◆ **Extracted information**
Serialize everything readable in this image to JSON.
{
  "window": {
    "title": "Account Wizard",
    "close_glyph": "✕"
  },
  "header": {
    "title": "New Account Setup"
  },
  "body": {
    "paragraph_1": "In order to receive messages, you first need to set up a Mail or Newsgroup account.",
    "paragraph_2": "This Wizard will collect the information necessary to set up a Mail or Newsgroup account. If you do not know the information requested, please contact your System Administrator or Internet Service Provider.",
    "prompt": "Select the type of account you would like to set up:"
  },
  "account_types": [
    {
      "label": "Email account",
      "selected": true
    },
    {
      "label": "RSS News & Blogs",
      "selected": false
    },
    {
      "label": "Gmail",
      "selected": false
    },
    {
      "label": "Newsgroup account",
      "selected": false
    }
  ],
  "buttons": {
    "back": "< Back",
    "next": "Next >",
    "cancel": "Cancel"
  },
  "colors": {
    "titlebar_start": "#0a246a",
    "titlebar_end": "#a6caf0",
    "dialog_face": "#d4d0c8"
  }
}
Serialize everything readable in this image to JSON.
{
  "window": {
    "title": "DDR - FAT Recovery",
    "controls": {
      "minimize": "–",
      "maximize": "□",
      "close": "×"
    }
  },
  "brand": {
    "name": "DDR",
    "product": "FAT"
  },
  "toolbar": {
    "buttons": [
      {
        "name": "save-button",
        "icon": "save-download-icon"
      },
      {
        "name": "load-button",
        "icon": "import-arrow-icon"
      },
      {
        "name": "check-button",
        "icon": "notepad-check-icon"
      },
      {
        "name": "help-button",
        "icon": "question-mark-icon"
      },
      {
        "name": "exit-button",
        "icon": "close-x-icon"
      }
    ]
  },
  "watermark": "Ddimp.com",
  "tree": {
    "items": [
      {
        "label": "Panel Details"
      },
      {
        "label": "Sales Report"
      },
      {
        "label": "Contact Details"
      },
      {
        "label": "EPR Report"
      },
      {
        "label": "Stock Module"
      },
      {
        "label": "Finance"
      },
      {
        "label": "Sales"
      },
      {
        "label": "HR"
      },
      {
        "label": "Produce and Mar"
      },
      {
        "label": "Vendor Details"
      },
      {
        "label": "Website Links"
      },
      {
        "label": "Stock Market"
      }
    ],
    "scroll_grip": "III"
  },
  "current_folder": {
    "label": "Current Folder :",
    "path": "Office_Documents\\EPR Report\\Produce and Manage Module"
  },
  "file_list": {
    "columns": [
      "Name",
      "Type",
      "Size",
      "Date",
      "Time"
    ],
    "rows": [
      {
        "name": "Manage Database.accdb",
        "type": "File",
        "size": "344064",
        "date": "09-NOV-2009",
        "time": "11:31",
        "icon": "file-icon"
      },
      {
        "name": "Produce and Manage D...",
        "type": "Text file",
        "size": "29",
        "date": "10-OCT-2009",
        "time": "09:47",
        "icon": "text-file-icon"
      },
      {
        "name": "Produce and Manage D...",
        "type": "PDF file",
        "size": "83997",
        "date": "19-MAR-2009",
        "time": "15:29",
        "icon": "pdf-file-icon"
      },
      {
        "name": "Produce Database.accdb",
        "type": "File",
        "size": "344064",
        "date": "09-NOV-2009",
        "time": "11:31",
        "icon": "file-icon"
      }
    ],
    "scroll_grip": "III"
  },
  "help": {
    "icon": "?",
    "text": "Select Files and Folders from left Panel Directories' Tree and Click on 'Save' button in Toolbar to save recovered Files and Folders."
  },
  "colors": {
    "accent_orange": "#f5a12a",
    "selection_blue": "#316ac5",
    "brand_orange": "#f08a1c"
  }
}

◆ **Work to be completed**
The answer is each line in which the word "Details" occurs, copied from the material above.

◆ **The answer**
        "label": "Panel Details"
        "label": "Contact Details"
        "label": "Vendor Details"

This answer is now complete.